What is Big Think?  

We are Big Idea Hunters…

We live in a time of information abundance, which far too many of us see as information overload. With the sum total of human knowledge, past and present, at our fingertips, we’re faced with a crisis of attention: which ideas should we engage with, and why? Big Think is an evolving roadmap to the best thinking on the planet — the ideas that can help you think flexibly and act decisively in a multivariate world.

A word about Big Ideas and Themes — The architecture of Big Think

Big ideas are lenses for envisioning the future. Every article and video on bigthink.com and on our learning platforms is based on an emerging “big idea” that is significant, widely relevant, and actionable. We’re sifting the noise for the questions and insights that have the power to change all of our lives, for decades to come. For example, reverse-engineering is a big idea in that the concept is increasingly useful across multiple disciplines, from education to nanotechnology.

Themes are the seven broad umbrellas under which we organize the hundreds of big ideas that populate Big Think. They include New World Order, Earth and Beyond, 21st Century Living, Going Mental, Extreme Biology, Power and Influence, and Inventing the Future.

Big Think Features:

12,000+ Expert Videos

1

Browse videos featuring experts across a wide range of disciplines, from personal health to business leadership to neuroscience.

Watch videos

World Renowned Bloggers

2

Big Think’s contributors offer expert analysis of the big ideas behind the news.

Go to blogs

Big Think Edge

3

Big Think’s Edge learning platform for career mentorship and professional development provides engaging and actionable courses delivered by the people who are shaping our future.

Find out more
Close
With rendition switcher

Transcript

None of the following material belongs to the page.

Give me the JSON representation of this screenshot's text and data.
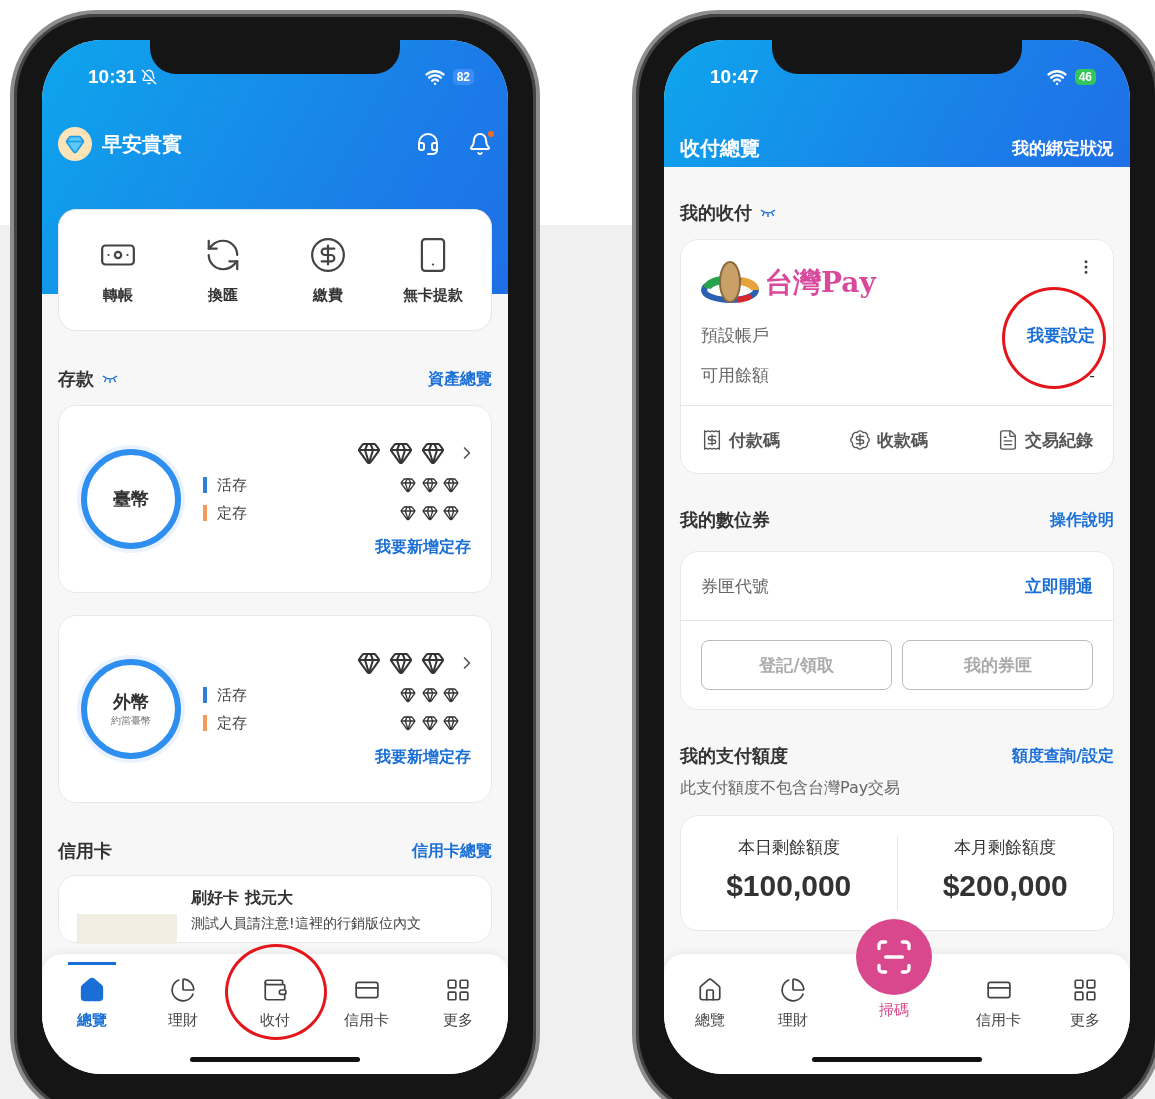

Paul Hoffman: When do we think there will be a vaccine available for this [swine virus]?

 

Peter Palese: As Dr. [Barry] Bloom said, we are much better prepared now than just five years ago. And companies are, as we speak, preparing new vaccines against this swine virus. So we have the regular formulation for the seasonal influenza, and those vaccines have been prepared. In additional, the companies prepare a forced strain, which will be a separate vaccine strain against the swine virus.

Because the swine virus is very similar to other H1 viruses which are circulating, there are no real technical challenges to make a vaccine, and companies are really able to make large quantities of this new vaccine.

 

Paul Hoffman: Jeff, in terms of the public health response to swine flu, what have we learned from this? What might we do differently if, say, a year from now another virus pops up?

 

Jeff Koplan: It think, as was indicated earlier, we’ve learned a lot year after year in a number of different episodes such as this. We’ve learned that the importance of the linkage of laboratory and epidemiologic information. We are learning but have much further goal in learning, something that Michael [Worobey] pointed out, which is that animal disease, and what goes on in veterinary medicine, and either will we commonly think of as agriculture, is extremely important to indicate upcoming risks for human populations. And that interplay, over and over again over the last several decades, has brought us disease after new disease. And that’s something we still have to do a better job of in the future, of getting a handle on animal infections as they apply to human population.

We talk about preparation. And that’s always one of the first questions asked: Are we prepared? And the answer is: Prepared for what? Prepared for an anthrax attack that involves ten thousand letters, and is mailed from forty different sites around the world? Prepared for ten thousand cases of a new illness, or a million cases? So preparation is very relative, and we are better prepared scientifically, in terms of vaccine production and gearing up quickly, and probably recognition of new diseases, but it’s maybe very difficult to be adequately prepared for the clinical sequela of a serious case, because the number of respirators you’d need for a hospital, isolation rooms, protective equipment, is such that given our healthcare system, we can’t afford buying all that you would need for the worst case scenario, or even a medium case scenario.

So it is unlikely we will ever be prepared in the way people that people would say, that’s great, we’re really prepared for that. Nor would you want us to try to be because the expenditure in the healthcare sector would be so great, we wouldn’t be spending it on things you wanted now.

 

Michael Worobey: To get back to your question about how we can be better prepared, I think this epidemic has taught us that we could do a lot more for surveillance, not only in humans but also in animals. And just being aware that there is a new subtype of virus circulating somewhere in the world, four months earlier than we were in this case, would set us up so much better to try that, isolate it, or at very least prepare a vaccine for it.

And I think that the convergence of that kind of thinking, with technology that’s out there, for sequencing these days, you can take a single sample from someone and produce amounts of data on the order of what the complete genome project produced over a several years, in a few hours now, for not very many dollars. And I think it’s reasonable to look into the future and see a time when doctors routinely take swabs from patients who might have influenza, when abattoir semblance samples, from a large sample of animals, and they go to somewhere, or multiple places, and if there’s any virus, we will detect it before it gets to the stage it is now.

 

Superbug: Are We Prepared f...

Newsletter: Share: